Television in the United Kingdom started in 1936 as a public service which was free of advertising. Currently, the United Kingdom has a collection of free-to-air, free-to-view and subscription services over a variety of distribution media, through which there are over 480 channels for consumers as well as on-demand content. There are six main channel owners who are responsible for most material viewed. There are 27,000 hours of domestic content produced a year at a cost of £2.6 billion. Since 24 October 2012, all television broadcasts in the United Kingdom have been in a digital format, following the end of analogue transmissions in Northern Ireland. Digital content is delivered via terrestrial, satellite and cable, as well as over IP.
North & South is a British television drama serial, produced by the BBC and originally broadcast in four episodes on BBC One in November and December 2004. It follows the story of Margaret Hale (Daniela Denby-Ashe), a young woman from southern England who has to move to the North after her father decides to leave the clergy. The family struggles to adjust itself to the industrial town's customs, especially after meeting the Thorntons, a proud family of cotton mill owners who seem to despise their social inferiors. The story explores the issues of class and gender, as Margaret's sympathy for the town mill workers conflicts with her growing attraction to John Thornton (Richard Armitage).
A pavement dug up revealing the cables underneath. The green box is a common sight in areas with cable coverage, as are manhole covers inscribed with CATV.
Satellite dishes on a wall in Hackney, London. The small oval dishes are most likely being used for viewing British services, and are known as Minidishes. The larger dishes are most likely being used for viewing satellite services from outside the UK.

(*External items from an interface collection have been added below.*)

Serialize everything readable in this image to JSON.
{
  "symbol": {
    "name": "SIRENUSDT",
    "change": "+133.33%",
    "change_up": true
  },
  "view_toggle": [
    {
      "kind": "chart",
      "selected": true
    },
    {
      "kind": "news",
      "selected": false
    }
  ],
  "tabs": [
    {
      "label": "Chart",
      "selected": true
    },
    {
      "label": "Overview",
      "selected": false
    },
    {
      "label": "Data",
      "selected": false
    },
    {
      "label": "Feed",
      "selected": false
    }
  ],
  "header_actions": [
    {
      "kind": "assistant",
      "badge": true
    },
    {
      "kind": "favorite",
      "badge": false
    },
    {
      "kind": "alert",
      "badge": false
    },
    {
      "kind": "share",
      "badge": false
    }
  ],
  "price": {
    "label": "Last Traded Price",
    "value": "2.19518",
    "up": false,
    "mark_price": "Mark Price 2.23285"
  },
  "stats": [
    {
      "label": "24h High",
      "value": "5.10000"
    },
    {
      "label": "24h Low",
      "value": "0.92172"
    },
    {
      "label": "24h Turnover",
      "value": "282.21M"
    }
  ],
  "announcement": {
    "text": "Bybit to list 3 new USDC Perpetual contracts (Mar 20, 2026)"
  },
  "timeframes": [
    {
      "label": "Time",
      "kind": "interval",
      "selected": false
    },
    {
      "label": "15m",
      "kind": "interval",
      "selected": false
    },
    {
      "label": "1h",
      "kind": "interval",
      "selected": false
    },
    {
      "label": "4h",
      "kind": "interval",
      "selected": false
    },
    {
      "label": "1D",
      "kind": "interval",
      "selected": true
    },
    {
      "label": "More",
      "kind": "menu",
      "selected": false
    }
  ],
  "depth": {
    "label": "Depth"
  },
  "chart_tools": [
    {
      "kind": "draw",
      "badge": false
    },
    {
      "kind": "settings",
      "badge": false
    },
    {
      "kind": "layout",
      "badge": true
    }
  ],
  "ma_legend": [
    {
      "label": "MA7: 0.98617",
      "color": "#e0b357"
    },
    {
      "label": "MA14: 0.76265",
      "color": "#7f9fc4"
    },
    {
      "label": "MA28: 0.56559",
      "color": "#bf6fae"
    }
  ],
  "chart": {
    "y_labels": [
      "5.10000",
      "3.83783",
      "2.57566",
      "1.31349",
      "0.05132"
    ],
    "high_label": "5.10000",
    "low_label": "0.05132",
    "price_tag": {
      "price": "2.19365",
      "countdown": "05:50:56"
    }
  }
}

A plaque at Alexandra Palace commemorating the birthplace of generally receivable television. Here, 'high definition' refers to the 405-line television system rather than modern-day high-definition.
BSB was received via an antenna known as a squarial. Despite the service ceasing in 1992, and the two Marcopolo satellites having since moved, squarials are still occasionally seen.